Set down all of the records exactly, leaving none out.

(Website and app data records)
○ ○ ○

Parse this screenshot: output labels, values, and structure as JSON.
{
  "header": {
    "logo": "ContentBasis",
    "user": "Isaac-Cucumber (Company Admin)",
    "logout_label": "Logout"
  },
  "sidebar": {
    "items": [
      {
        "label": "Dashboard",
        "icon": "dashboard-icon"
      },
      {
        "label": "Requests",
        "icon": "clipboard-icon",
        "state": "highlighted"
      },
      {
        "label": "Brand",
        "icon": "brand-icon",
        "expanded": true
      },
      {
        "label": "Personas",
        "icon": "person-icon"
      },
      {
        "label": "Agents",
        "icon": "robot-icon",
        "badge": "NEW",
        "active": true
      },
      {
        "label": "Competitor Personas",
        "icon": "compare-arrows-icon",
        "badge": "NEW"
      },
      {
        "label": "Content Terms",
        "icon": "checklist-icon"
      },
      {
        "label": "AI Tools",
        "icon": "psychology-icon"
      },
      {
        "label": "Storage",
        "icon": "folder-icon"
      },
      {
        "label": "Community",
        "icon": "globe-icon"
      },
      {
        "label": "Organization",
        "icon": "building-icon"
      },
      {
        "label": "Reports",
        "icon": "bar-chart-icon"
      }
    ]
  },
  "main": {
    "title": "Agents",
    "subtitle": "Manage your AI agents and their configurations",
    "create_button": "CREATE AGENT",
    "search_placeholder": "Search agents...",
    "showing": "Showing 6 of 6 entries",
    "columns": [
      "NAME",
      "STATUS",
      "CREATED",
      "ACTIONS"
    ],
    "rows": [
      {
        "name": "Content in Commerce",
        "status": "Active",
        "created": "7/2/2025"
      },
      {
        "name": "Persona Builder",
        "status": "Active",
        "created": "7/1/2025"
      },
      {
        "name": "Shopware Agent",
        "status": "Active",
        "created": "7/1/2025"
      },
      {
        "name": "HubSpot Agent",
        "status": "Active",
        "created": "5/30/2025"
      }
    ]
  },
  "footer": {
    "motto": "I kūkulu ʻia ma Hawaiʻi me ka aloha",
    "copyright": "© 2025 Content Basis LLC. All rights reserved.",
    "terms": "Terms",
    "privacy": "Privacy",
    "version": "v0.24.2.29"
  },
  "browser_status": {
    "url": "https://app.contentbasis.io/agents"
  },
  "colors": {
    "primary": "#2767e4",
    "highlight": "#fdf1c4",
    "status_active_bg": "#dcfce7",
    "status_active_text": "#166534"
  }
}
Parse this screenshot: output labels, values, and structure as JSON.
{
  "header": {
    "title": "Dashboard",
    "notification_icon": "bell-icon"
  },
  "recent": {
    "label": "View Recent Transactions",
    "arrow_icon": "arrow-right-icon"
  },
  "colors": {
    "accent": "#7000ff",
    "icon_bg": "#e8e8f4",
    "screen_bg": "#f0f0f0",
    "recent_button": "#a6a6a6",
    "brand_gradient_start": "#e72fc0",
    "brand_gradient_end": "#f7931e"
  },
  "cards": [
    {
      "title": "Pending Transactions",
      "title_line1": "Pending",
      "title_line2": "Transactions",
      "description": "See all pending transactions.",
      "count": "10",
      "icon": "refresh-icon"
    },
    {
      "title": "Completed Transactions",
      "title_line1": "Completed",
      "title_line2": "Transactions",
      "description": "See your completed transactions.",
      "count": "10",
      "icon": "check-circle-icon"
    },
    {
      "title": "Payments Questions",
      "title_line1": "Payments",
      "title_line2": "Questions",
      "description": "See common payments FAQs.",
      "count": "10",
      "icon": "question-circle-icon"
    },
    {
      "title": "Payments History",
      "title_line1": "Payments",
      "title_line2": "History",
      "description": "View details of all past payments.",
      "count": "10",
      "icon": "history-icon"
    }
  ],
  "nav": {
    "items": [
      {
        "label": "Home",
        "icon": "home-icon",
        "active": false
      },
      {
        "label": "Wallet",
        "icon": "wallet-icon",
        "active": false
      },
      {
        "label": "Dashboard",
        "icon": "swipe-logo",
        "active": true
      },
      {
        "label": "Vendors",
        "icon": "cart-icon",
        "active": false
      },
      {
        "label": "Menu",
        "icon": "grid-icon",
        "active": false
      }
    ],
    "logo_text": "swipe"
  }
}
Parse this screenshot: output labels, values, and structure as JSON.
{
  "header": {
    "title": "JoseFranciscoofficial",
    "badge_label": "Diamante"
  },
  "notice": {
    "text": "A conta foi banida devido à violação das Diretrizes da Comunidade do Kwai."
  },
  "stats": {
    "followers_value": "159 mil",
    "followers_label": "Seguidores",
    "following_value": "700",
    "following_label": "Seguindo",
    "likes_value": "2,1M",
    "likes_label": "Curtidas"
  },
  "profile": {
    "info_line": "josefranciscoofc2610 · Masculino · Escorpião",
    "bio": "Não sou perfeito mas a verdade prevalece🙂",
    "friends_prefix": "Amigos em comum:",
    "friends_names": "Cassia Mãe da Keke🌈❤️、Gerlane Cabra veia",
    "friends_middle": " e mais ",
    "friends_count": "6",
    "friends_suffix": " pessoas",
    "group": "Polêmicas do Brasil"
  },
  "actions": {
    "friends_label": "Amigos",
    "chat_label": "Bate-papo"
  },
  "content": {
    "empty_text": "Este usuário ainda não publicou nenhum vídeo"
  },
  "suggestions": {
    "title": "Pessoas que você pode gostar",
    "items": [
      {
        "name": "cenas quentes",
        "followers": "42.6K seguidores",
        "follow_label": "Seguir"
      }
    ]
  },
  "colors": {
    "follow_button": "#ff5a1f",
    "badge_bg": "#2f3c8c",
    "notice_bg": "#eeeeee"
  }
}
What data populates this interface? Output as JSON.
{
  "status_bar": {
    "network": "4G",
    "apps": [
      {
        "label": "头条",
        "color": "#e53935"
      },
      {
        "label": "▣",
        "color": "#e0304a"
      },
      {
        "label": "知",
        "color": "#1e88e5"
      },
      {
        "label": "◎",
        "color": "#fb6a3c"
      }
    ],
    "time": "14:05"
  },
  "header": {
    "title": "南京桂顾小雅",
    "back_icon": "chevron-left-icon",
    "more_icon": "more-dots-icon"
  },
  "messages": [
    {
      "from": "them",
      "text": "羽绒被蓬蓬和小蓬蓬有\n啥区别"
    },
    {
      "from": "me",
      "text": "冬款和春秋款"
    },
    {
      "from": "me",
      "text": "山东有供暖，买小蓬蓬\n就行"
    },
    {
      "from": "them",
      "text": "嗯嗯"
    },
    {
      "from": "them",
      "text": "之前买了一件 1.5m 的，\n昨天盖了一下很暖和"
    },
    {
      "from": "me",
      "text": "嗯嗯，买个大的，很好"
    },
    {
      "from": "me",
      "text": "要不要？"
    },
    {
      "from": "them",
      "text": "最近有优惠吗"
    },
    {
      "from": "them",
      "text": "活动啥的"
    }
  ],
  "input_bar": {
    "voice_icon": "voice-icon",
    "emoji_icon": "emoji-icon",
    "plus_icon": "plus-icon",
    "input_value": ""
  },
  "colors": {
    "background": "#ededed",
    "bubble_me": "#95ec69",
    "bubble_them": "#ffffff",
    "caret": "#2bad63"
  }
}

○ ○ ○

* TASK ANSWER *
Parse this screenshot: output labels, values, and structure as JSON.
{
  "header": {
    "logo": "ContentBasis",
    "user": "Isaac-Cucumber (Company Admin)",
    "logout_label": "Logout"
  },
  "sidebar": {
    "items": [
      {
        "label": "Dashboard",
        "icon": "dashboard-icon"
      },
      {
        "label": "Requests",
        "icon": "clipboard-icon",
        "state": "highlighted"
      },
      {
        "label": "Brand",
        "icon": "brand-icon",
        "expanded": true
      },
      {
        "label": "Personas",
        "icon": "person-icon"
      },
      {
        "label": "Agents",
        "icon": "robot-icon",
        "badge": "NEW",
        "active": true
      },
      {
        "label": "Competitor Personas",
        "icon": "compare-arrows-icon",
        "badge": "NEW"
      },
      {
        "label": "Content Terms",
        "icon": "checklist-icon"
      },
      {
        "label": "AI Tools",
        "icon": "psychology-icon"
      },
      {
        "label": "Storage",
        "icon": "folder-icon"
      },
      {
        "label": "Community",
        "icon": "globe-icon"
      },
      {
        "label": "Organization",
        "icon": "building-icon"
      },
      {
        "label": "Reports",
        "icon": "bar-chart-icon"
      }
    ]
  },
  "main": {
    "title": "Agents",
    "subtitle": "Manage your AI agents and their configurations",
    "create_button": "CREATE AGENT",
    "search_placeholder": "Search agents...",
    "showing": "Showing 6 of 6 entries",
    "columns": [
      "NAME",
      "STATUS",
      "CREATED",
      "ACTIONS"
    ],
    "rows": [
      {
        "name": "Content in Commerce",
        "status": "Active",
        "created": "7/2/2025"
      },
      {
        "name": "Persona Builder",
        "status": "Active",
        "created": "7/1/2025"
      },
      {
        "name": "Shopware Agent",
        "status": "Active",
        "created": "7/1/2025"
      },
      {
        "name": "HubSpot Agent",
        "status": "Active",
        "created": "5/30/2025"
      }
    ]
  },
  "footer": {
    "motto": "I kūkulu ʻia ma Hawaiʻi me ka aloha",
    "copyright": "© 2025 Content Basis LLC. All rights reserved.",
    "terms": "Terms",
    "privacy": "Privacy",
    "version": "v0.24.2.29"
  },
  "browser_status": {
    "url": "https://app.contentbasis.io/agents"
  },
  "colors": {
    "primary": "#2767e4",
    "highlight": "#fdf1c4",
    "status_active_bg": "#dcfce7",
    "status_active_text": "#166534"
  }
}
Parse this screenshot: output labels, values, and structure as JSON.
{
  "header": {
    "title": "Dashboard",
    "notification_icon": "bell-icon"
  },
  "recent": {
    "label": "View Recent Transactions",
    "arrow_icon": "arrow-right-icon"
  },
  "colors": {
    "accent": "#7000ff",
    "icon_bg": "#e8e8f4",
    "screen_bg": "#f0f0f0",
    "recent_button": "#a6a6a6",
    "brand_gradient_start": "#e72fc0",
    "brand_gradient_end": "#f7931e"
  },
  "cards": [
    {
      "title": "Pending Transactions",
      "title_line1": "Pending",
      "title_line2": "Transactions",
      "description": "See all pending transactions.",
      "count": "10",
      "icon": "refresh-icon"
    },
    {
      "title": "Completed Transactions",
      "title_line1": "Completed",
      "title_line2": "Transactions",
      "description": "See your completed transactions.",
      "count": "10",
      "icon": "check-circle-icon"
    },
    {
      "title": "Payments Questions",
      "title_line1": "Payments",
      "title_line2": "Questions",
      "description": "See common payments FAQs.",
      "count": "10",
      "icon": "question-circle-icon"
    },
    {
      "title": "Payments History",
      "title_line1": "Payments",
      "title_line2": "History",
      "description": "View details of all past payments.",
      "count": "10",
      "icon": "history-icon"
    }
  ],
  "nav": {
    "items": [
      {
        "label": "Home",
        "icon": "home-icon",
        "active": false
      },
      {
        "label": "Wallet",
        "icon": "wallet-icon",
        "active": false
      },
      {
        "label": "Dashboard",
        "icon": "swipe-logo",
        "active": true
      },
      {
        "label": "Vendors",
        "icon": "cart-icon",
        "active": false
      },
      {
        "label": "Menu",
        "icon": "grid-icon",
        "active": false
      }
    ],
    "logo_text": "swipe"
  }
}
Parse this screenshot: output labels, values, and structure as JSON.
{
  "header": {
    "title": "JoseFranciscoofficial",
    "badge_label": "Diamante"
  },
  "notice": {
    "text": "A conta foi banida devido à violação das Diretrizes da Comunidade do Kwai."
  },
  "stats": {
    "followers_value": "159 mil",
    "followers_label": "Seguidores",
    "following_value": "700",
    "following_label": "Seguindo",
    "likes_value": "2,1M",
    "likes_label": "Curtidas"
  },
  "profile": {
    "info_line": "josefranciscoofc2610 · Masculino · Escorpião",
    "bio": "Não sou perfeito mas a verdade prevalece🙂",
    "friends_prefix": "Amigos em comum:",
    "friends_names": "Cassia Mãe da Keke🌈❤️、Gerlane Cabra veia",
    "friends_middle": " e mais ",
    "friends_count": "6",
    "friends_suffix": " pessoas",
    "group": "Polêmicas do Brasil"
  },
  "actions": {
    "friends_label": "Amigos",
    "chat_label": "Bate-papo"
  },
  "content": {
    "empty_text": "Este usuário ainda não publicou nenhum vídeo"
  },
  "suggestions": {
    "title": "Pessoas que você pode gostar",
    "items": [
      {
        "name": "cenas quentes",
        "followers": "42.6K seguidores",
        "follow_label": "Seguir"
      }
    ]
  },
  "colors": {
    "follow_button": "#ff5a1f",
    "badge_bg": "#2f3c8c",
    "notice_bg": "#eeeeee"
  }
}
What data populates this interface? Output as JSON.
{
  "status_bar": {
    "network": "4G",
    "apps": [
      {
        "label": "头条",
        "color": "#e53935"
      },
      {
        "label": "▣",
        "color": "#e0304a"
      },
      {
        "label": "知",
        "color": "#1e88e5"
      },
      {
        "label": "◎",
        "color": "#fb6a3c"
      }
    ],
    "time": "14:05"
  },
  "header": {
    "title": "南京桂顾小雅",
    "back_icon": "chevron-left-icon",
    "more_icon": "more-dots-icon"
  },
  "messages": [
    {
      "from": "them",
      "text": "羽绒被蓬蓬和小蓬蓬有\n啥区别"
    },
    {
      "from": "me",
      "text": "冬款和春秋款"
    },
    {
      "from": "me",
      "text": "山东有供暖，买小蓬蓬\n就行"
    },
    {
      "from": "them",
      "text": "嗯嗯"
    },
    {
      "from": "them",
      "text": "之前买了一件 1.5m 的，\n昨天盖了一下很暖和"
    },
    {
      "from": "me",
      "text": "嗯嗯，买个大的，很好"
    },
    {
      "from": "me",
      "text": "要不要？"
    },
    {
      "from": "them",
      "text": "最近有优惠吗"
    },
    {
      "from": "them",
      "text": "活动啥的"
    }
  ],
  "input_bar": {
    "voice_icon": "voice-icon",
    "emoji_icon": "emoji-icon",
    "plus_icon": "plus-icon",
    "input_value": ""
  },
  "colors": {
    "background": "#ededed",
    "bubble_me": "#95ec69",
    "bubble_them": "#ffffff",
    "caret": "#2bad63"
  }
}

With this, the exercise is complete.